A: Everyone wants to go “to the field”—whatever that means in the context of what you care about. “I want to sit in the tents with refugees in Iraq! I want to rescue girls from trafficking in Bangkok!” That stuff is usually reserved for the highly trained insiders. Raise your hand to clean out the warehouse. Write thank you cards to donors. You might be worth hundreds of dollars an hour as a designer, editor, coder, etc. But if it’s about figuring out how to get involved, consider offering your high- value skills for free—and be honest: “I’m just trying to add value and get my foot in the door.”
Q: If someone doesn’t have a lot of money or extra time, how can they make a difference?
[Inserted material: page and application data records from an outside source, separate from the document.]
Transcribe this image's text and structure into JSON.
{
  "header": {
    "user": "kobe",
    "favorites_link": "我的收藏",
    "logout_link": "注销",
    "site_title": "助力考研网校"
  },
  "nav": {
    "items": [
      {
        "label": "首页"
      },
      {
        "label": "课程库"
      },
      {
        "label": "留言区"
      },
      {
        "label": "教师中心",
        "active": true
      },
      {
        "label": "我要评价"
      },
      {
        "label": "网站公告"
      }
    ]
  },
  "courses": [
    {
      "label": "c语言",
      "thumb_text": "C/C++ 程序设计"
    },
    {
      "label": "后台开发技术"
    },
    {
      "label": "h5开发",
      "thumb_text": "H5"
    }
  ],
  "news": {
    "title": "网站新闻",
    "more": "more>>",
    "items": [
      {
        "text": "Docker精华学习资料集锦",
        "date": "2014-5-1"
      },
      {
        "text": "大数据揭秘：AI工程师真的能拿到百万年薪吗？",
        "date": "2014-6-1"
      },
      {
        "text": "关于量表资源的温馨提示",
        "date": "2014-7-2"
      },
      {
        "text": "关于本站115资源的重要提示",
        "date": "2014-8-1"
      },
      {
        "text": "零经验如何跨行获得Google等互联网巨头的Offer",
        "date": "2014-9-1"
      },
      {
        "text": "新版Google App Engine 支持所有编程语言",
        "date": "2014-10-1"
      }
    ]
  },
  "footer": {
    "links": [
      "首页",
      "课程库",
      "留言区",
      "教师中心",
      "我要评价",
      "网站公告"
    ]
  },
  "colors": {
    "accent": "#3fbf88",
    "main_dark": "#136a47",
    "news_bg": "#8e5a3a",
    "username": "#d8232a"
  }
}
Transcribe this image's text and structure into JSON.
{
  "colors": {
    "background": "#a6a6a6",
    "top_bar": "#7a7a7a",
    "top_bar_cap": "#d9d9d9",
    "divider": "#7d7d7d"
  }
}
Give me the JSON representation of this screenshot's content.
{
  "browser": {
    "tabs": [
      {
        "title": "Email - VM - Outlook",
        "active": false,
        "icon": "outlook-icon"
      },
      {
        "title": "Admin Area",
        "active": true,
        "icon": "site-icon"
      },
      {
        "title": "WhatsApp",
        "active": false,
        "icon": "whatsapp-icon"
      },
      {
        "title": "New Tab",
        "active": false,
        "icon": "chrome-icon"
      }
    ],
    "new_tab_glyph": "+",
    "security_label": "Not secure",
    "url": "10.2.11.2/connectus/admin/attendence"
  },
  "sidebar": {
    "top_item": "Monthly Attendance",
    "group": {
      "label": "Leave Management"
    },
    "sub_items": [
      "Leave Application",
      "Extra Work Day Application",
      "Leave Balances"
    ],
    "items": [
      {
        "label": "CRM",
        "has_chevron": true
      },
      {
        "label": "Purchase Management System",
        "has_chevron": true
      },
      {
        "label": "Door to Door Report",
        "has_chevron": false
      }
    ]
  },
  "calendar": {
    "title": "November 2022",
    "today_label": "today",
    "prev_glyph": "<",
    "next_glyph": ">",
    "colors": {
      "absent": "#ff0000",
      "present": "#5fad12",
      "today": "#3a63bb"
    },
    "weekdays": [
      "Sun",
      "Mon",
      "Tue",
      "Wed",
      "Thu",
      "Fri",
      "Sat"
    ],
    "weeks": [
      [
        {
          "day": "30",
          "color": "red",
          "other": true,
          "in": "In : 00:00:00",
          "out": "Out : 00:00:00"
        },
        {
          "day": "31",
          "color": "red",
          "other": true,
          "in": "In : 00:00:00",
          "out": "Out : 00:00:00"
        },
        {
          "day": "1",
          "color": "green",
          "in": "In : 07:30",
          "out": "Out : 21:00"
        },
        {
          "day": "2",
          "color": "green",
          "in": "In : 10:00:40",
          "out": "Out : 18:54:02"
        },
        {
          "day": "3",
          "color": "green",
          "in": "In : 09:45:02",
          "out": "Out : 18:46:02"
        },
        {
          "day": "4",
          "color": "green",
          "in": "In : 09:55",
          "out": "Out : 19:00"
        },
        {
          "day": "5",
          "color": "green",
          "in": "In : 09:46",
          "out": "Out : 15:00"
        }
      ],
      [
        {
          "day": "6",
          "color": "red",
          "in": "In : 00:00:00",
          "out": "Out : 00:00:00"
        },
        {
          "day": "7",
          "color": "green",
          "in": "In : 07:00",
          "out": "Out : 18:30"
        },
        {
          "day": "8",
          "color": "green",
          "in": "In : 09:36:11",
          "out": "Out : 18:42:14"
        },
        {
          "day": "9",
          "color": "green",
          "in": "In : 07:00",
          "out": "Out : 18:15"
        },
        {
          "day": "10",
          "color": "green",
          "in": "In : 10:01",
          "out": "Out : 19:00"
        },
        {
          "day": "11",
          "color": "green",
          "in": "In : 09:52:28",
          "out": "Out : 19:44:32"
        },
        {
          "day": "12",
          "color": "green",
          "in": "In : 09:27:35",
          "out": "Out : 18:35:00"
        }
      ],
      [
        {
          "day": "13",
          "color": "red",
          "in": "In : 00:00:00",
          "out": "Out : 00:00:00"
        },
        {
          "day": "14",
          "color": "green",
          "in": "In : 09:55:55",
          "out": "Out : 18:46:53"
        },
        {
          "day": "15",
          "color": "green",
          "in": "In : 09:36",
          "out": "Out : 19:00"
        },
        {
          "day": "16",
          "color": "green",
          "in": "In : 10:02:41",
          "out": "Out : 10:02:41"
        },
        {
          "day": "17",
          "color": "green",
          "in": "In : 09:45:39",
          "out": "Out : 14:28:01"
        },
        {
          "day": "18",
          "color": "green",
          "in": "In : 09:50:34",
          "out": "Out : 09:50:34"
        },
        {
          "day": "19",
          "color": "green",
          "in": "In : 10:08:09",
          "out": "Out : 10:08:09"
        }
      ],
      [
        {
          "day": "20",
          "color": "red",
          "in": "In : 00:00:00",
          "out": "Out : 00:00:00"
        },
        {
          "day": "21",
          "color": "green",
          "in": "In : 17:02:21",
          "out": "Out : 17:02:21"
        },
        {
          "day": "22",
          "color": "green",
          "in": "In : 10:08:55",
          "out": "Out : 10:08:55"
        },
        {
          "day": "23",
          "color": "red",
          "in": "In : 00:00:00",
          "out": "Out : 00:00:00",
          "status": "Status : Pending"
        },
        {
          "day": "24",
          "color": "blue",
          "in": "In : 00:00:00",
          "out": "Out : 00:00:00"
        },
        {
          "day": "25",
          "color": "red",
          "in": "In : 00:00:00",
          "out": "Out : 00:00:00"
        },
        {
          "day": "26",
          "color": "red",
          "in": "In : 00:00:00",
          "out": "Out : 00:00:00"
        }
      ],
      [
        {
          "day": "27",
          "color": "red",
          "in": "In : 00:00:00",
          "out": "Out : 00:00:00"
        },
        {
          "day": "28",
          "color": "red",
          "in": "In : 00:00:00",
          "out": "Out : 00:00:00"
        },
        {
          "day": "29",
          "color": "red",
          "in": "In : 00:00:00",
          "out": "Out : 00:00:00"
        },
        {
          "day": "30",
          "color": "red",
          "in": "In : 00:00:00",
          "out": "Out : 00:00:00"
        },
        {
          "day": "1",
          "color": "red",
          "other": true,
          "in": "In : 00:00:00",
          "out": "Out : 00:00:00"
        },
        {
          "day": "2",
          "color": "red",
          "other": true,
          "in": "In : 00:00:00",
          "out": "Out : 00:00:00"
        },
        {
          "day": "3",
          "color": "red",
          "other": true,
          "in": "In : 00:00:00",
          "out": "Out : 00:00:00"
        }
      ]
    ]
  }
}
A: It’s easy to buy into the myth that we have to have “a lot” (whatever that is), in order to make a difference. If everyone said, “My part is so small, I’ll just stay home,” the whole thing falls apart.
There are only a few people out there giving million- dollar gifts. The rest is up to the rest of us. The same is true with time. Only a few people volunteer a majority of their time—the rest of us write thank you cards or serve a meal or hold a hand at someone’s bedside as we can. That makes a difference, in that moment. Period.
Carlos Whittaker is the author of Kill the Spider: Getting Rid of What’s Really Holding You Back.
Q: What’s one spiritual practice Christians should do every day?
A: This is going to sound so elementary, but prayer is the one spiritual practice we should be practicing every day. I don’t know when it happened, but at some point “prayer” became us giving a speech to God. That is not the type of prayer I’m talking about. I’m talking about conversational prayer. Talking to God and Him talking back.
This sort of prayer is meant to be normal. And this sort of prayer is the type of prayer that literally changes everything in your life … This is the sort of spiritual practice that turned my relationship with God upside down in the most beautiful way possible.
Angela Davis is a Nike- sponsored athlete, the founder of Urban Fitness 911, a former member of the USA Track and Field Team and renowned SoulCycle instructor whose students include Usher, JAY-Z, Chris Paul and others.
Q: What’s an easy thing someone can do to start to get in shape (even if they don’t like working out)?
A: Walk around the block. Increase the distance of the walk over time, then a walk can turn into a jog. A jog can turn into a run.
Do a circuit of push-ups, sit-ups and squats when you wake up or before you go to bed. Increase the number of reps and sets over time.
Q: Is it worth it to invest in a fitness tracker this year?
A: The motive and incentive to achieve more than you did the time before—that in itself is a reason to have one.
Q: What’s the easiest way to start eating healthier without starting a fad diet?
A: Drink a lot of water and make sure you are eating lots of fruits and veggies every single day. Try to eat five small meals a day, instead of three large ones.
Q: What’s the best way to stay motivated to stick to your fitness goals?
A: Get an accountability partner. Be willing to hold yourself accountable if that partner is unavailable.
My mother gave me a definition of accountability that I love: “Account to your own ability.” Begin to visualize the change you’d like to see and in every workout, focus on that vision.
Ashlee Eiland is a motivational speaker, content producer and minister at Willow Creek Church Chicago, the nation’s fourth- largest church. She teaches and works in engaging the local community there.
Q: What should someone do this year if they don’t feel like they’re getting much out of church anymore?
A: Keep meeting together with other members of the body of Christ. Whether you believe this about yourself or not, you reflect a part of God’s character to other people.
Church was never meant to be a spiritual buffet enjoyed in isolation, but a lavish banquet enjoyed in transformational community as we experience Christ in one another.
God’s presence is ubiquitous enough to meet you in your place of need. Keep stewarding your gifts, even when you don’t feel like you’re getting much, so other people don’t miss out on what God wants to accomplish through you.
is a freelance writer based in Seattle, where she lives with her dog, Jack.